TASK DATA:
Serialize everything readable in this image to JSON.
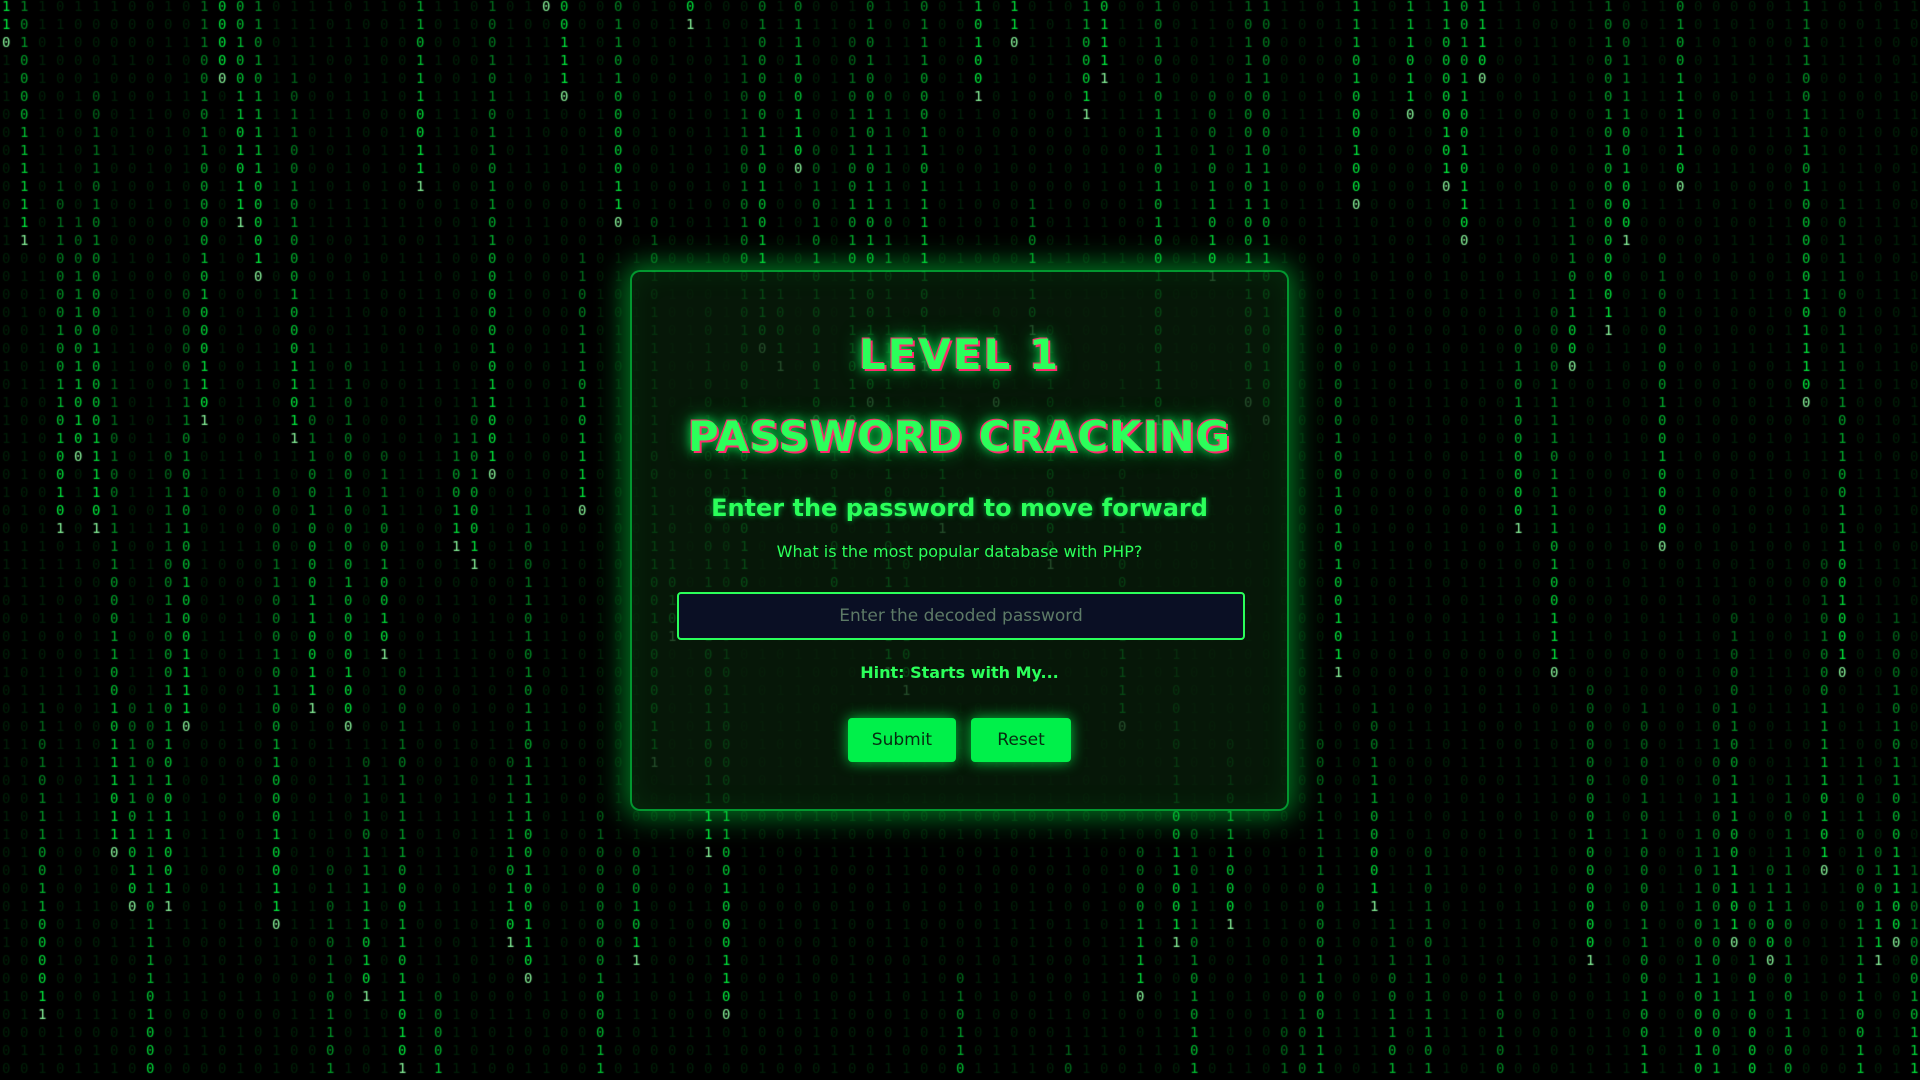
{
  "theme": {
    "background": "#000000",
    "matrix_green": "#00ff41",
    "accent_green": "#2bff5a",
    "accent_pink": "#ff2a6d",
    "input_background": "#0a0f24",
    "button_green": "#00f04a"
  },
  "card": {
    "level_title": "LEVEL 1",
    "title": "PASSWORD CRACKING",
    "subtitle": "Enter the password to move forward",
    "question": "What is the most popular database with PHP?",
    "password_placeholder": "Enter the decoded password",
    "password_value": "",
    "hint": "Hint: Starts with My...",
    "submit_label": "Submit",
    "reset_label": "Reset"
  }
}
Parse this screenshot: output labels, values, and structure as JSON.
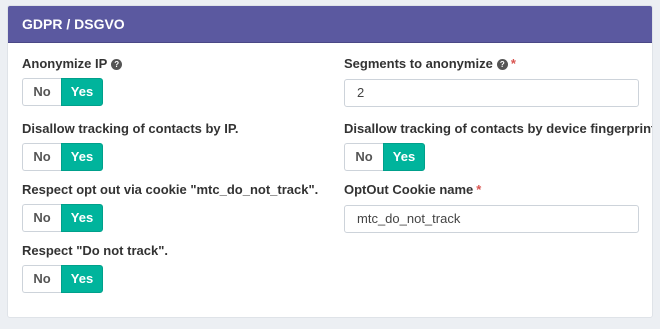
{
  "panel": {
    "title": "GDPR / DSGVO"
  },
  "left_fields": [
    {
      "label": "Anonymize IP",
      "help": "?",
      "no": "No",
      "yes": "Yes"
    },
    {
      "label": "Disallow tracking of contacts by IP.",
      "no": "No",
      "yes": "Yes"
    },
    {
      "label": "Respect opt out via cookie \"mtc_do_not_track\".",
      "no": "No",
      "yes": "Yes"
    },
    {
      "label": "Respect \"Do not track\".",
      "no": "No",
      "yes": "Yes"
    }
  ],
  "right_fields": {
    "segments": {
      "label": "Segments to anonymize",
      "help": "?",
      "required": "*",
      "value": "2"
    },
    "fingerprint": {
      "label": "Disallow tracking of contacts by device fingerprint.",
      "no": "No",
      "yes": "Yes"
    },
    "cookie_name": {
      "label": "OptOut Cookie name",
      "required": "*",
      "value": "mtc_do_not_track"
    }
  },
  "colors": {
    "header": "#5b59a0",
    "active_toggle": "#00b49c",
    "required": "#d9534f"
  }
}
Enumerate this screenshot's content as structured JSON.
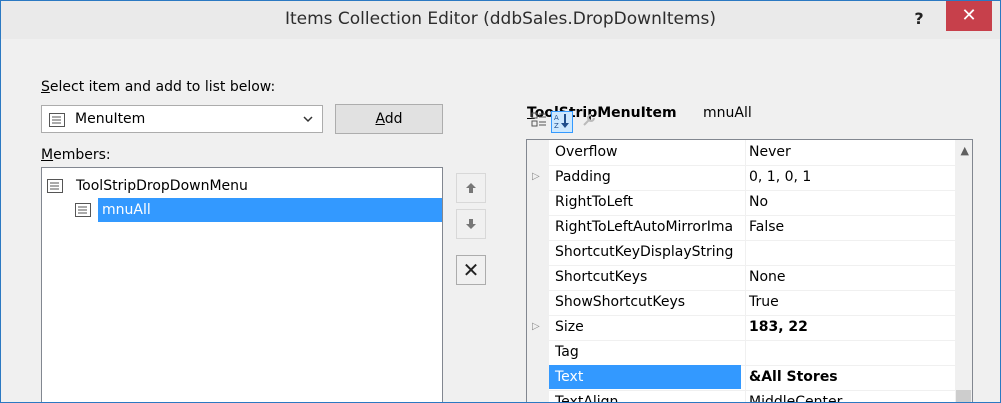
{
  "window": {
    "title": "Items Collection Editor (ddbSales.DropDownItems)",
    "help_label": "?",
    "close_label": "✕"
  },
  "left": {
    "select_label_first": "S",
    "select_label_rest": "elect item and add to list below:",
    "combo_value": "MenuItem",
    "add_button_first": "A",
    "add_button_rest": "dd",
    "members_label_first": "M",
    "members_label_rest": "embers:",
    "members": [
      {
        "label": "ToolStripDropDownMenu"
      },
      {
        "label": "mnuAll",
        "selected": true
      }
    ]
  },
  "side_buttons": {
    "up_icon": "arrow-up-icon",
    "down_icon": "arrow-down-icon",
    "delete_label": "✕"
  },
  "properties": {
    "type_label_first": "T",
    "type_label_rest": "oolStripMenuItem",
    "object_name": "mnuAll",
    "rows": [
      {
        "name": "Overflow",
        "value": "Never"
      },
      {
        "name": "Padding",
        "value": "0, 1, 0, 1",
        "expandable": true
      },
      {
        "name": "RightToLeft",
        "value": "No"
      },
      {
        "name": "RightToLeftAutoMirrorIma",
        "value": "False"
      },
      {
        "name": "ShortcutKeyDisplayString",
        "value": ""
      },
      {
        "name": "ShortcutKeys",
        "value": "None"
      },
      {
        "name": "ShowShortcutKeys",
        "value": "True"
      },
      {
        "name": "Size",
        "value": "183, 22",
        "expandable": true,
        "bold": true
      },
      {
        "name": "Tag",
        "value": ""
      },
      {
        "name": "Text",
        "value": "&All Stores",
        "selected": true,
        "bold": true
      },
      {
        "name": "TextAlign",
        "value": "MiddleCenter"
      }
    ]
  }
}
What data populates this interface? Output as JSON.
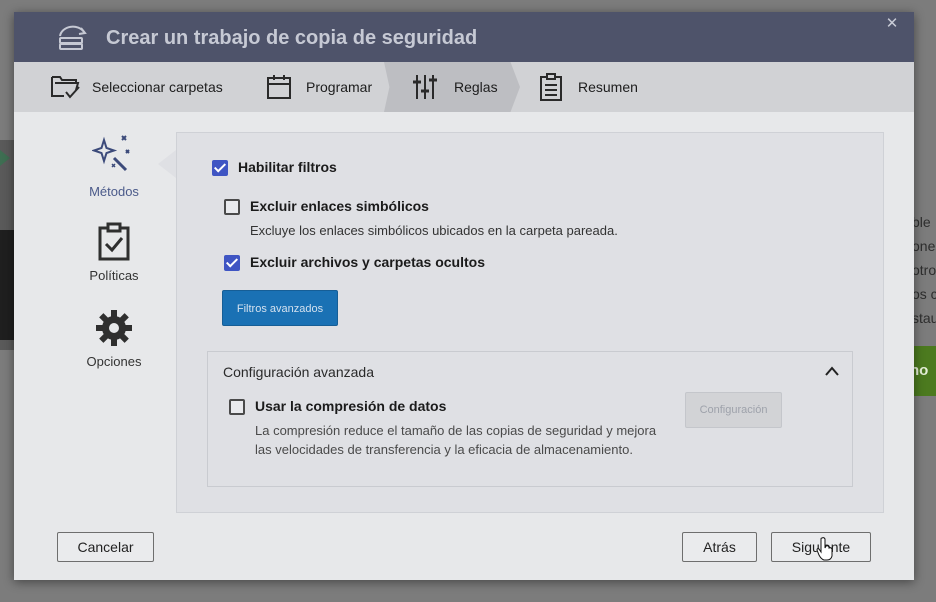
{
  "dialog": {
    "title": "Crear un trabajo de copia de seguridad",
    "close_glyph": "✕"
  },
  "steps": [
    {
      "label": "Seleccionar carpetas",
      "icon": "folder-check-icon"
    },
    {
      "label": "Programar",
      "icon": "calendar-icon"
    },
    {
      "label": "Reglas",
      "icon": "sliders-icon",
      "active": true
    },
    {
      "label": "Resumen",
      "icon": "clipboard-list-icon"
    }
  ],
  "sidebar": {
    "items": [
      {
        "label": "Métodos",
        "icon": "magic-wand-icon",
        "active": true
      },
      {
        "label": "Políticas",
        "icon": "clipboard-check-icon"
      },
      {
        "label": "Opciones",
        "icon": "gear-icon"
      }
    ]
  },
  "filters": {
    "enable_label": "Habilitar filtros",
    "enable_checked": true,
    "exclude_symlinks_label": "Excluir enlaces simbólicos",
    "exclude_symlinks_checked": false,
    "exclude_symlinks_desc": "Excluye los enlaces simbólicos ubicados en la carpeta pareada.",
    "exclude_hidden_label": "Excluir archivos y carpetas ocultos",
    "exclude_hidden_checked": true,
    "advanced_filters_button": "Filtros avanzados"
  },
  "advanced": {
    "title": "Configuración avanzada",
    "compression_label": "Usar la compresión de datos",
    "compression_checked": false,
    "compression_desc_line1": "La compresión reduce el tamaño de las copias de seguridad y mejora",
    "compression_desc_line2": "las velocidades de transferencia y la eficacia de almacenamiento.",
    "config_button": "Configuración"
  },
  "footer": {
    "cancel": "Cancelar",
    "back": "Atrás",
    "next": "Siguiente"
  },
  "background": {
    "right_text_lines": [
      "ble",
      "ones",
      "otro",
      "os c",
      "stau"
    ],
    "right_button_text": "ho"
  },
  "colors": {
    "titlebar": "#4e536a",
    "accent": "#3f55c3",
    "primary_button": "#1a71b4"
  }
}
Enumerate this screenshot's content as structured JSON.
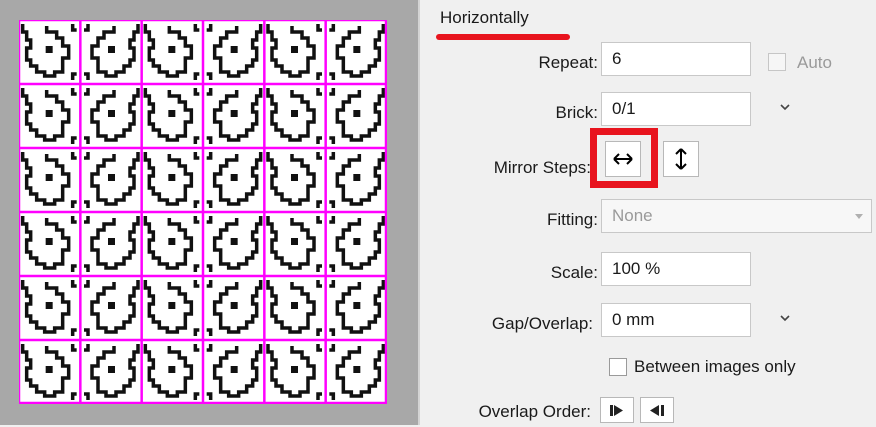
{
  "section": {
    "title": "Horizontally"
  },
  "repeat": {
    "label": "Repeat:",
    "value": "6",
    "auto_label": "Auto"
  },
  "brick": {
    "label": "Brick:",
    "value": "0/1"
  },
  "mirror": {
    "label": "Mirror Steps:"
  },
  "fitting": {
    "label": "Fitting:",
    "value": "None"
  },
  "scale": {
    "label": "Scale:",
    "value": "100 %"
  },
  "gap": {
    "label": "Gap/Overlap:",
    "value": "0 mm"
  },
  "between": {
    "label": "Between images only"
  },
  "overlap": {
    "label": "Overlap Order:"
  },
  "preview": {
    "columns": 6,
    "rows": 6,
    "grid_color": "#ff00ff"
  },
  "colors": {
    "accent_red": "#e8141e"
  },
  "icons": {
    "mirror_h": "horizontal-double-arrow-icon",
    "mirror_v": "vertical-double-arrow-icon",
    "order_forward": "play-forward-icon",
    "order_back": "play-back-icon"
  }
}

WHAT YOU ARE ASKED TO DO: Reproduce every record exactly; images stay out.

SOLUTION BELOW:
Serialize everything readable in this image to JSON.
{
  "theme": {
    "background": "#000000",
    "matrix_green": "#00ff41",
    "accent_green": "#2bff5a",
    "accent_pink": "#ff2a6d",
    "input_background": "#0a0f24",
    "button_green": "#00f04a"
  },
  "card": {
    "level_title": "LEVEL 1",
    "title": "PASSWORD CRACKING",
    "subtitle": "Enter the password to move forward",
    "question": "What is the most popular database with PHP?",
    "password_placeholder": "Enter the decoded password",
    "password_value": "",
    "hint": "Hint: Starts with My...",
    "submit_label": "Submit",
    "reset_label": "Reset"
  }
}
Parse this screenshot: output labels, values, and structure as JSON.
{
  "panel": {
    "title": "GDPR / DSGVO"
  },
  "left_fields": [
    {
      "label": "Anonymize IP",
      "help": "?",
      "no": "No",
      "yes": "Yes"
    },
    {
      "label": "Disallow tracking of contacts by IP.",
      "no": "No",
      "yes": "Yes"
    },
    {
      "label": "Respect opt out via cookie \"mtc_do_not_track\".",
      "no": "No",
      "yes": "Yes"
    },
    {
      "label": "Respect \"Do not track\".",
      "no": "No",
      "yes": "Yes"
    }
  ],
  "right_fields": {
    "segments": {
      "label": "Segments to anonymize",
      "help": "?",
      "required": "*",
      "value": "2"
    },
    "fingerprint": {
      "label": "Disallow tracking of contacts by device fingerprint.",
      "no": "No",
      "yes": "Yes"
    },
    "cookie_name": {
      "label": "OptOut Cookie name",
      "required": "*",
      "value": "mtc_do_not_track"
    }
  },
  "colors": {
    "header": "#5b59a0",
    "active_toggle": "#00b49c",
    "required": "#d9534f"
  }
}
Enumerate this screenshot's content as structured JSON.
{
  "window": {
    "title": "Items Collection Editor (ddbSales.DropDownItems)",
    "help_label": "?",
    "close_label": "✕"
  },
  "left": {
    "select_label_first": "S",
    "select_label_rest": "elect item and add to list below:",
    "combo_value": "MenuItem",
    "add_button_first": "A",
    "add_button_rest": "dd",
    "members_label_first": "M",
    "members_label_rest": "embers:",
    "members": [
      {
        "label": "ToolStripDropDownMenu"
      },
      {
        "label": "mnuAll",
        "selected": true
      }
    ]
  },
  "side_buttons": {
    "up_icon": "arrow-up-icon",
    "down_icon": "arrow-down-icon",
    "delete_label": "✕"
  },
  "properties": {
    "type_label_first": "T",
    "type_label_rest": "oolStripMenuItem",
    "object_name": "mnuAll",
    "rows": [
      {
        "name": "Overflow",
        "value": "Never"
      },
      {
        "name": "Padding",
        "value": "0, 1, 0, 1",
        "expandable": true
      },
      {
        "name": "RightToLeft",
        "value": "No"
      },
      {
        "name": "RightToLeftAutoMirrorIma",
        "value": "False"
      },
      {
        "name": "ShortcutKeyDisplayString",
        "value": ""
      },
      {
        "name": "ShortcutKeys",
        "value": "None"
      },
      {
        "name": "ShowShortcutKeys",
        "value": "True"
      },
      {
        "name": "Size",
        "value": "183, 22",
        "expandable": true,
        "bold": true
      },
      {
        "name": "Tag",
        "value": ""
      },
      {
        "name": "Text",
        "value": "&All Stores",
        "selected": true,
        "bold": true
      },
      {
        "name": "TextAlign",
        "value": "MiddleCenter"
      }
    ]
  }
}
What data populates this interface? Output as JSON.
{
  "dialog": {
    "title": "Crear un trabajo de copia de seguridad",
    "close_glyph": "✕"
  },
  "steps": [
    {
      "label": "Seleccionar carpetas",
      "icon": "folder-check-icon"
    },
    {
      "label": "Programar",
      "icon": "calendar-icon"
    },
    {
      "label": "Reglas",
      "icon": "sliders-icon",
      "active": true
    },
    {
      "label": "Resumen",
      "icon": "clipboard-list-icon"
    }
  ],
  "sidebar": {
    "items": [
      {
        "label": "Métodos",
        "icon": "magic-wand-icon",
        "active": true
      },
      {
        "label": "Políticas",
        "icon": "clipboard-check-icon"
      },
      {
        "label": "Opciones",
        "icon": "gear-icon"
      }
    ]
  },
  "filters": {
    "enable_label": "Habilitar filtros",
    "enable_checked": true,
    "exclude_symlinks_label": "Excluir enlaces simbólicos",
    "exclude_symlinks_checked": false,
    "exclude_symlinks_desc": "Excluye los enlaces simbólicos ubicados en la carpeta pareada.",
    "exclude_hidden_label": "Excluir archivos y carpetas ocultos",
    "exclude_hidden_checked": true,
    "advanced_filters_button": "Filtros avanzados"
  },
  "advanced": {
    "title": "Configuración avanzada",
    "compression_label": "Usar la compresión de datos",
    "compression_checked": false,
    "compression_desc_line1": "La compresión reduce el tamaño de las copias de seguridad y mejora",
    "compression_desc_line2": "las velocidades de transferencia y la eficacia de almacenamiento.",
    "config_button": "Configuración"
  },
  "footer": {
    "cancel": "Cancelar",
    "back": "Atrás",
    "next": "Siguiente"
  },
  "background": {
    "right_text_lines": [
      "ble",
      "ones",
      "otro",
      "os c",
      "stau"
    ],
    "right_button_text": "ho"
  },
  "colors": {
    "titlebar": "#4e536a",
    "accent": "#3f55c3",
    "primary_button": "#1a71b4"
  }
}
Enumerate this screenshot's content as structured JSON.
{
  "section": {
    "title": "Horizontally"
  },
  "repeat": {
    "label": "Repeat:",
    "value": "6",
    "auto_label": "Auto"
  },
  "brick": {
    "label": "Brick:",
    "value": "0/1"
  },
  "mirror": {
    "label": "Mirror Steps:"
  },
  "fitting": {
    "label": "Fitting:",
    "value": "None"
  },
  "scale": {
    "label": "Scale:",
    "value": "100 %"
  },
  "gap": {
    "label": "Gap/Overlap:",
    "value": "0 mm"
  },
  "between": {
    "label": "Between images only"
  },
  "overlap": {
    "label": "Overlap Order:"
  },
  "preview": {
    "columns": 6,
    "rows": 6,
    "grid_color": "#ff00ff"
  },
  "colors": {
    "accent_red": "#e8141e"
  },
  "icons": {
    "mirror_h": "horizontal-double-arrow-icon",
    "mirror_v": "vertical-double-arrow-icon",
    "order_forward": "play-forward-icon",
    "order_back": "play-back-icon"
  }
}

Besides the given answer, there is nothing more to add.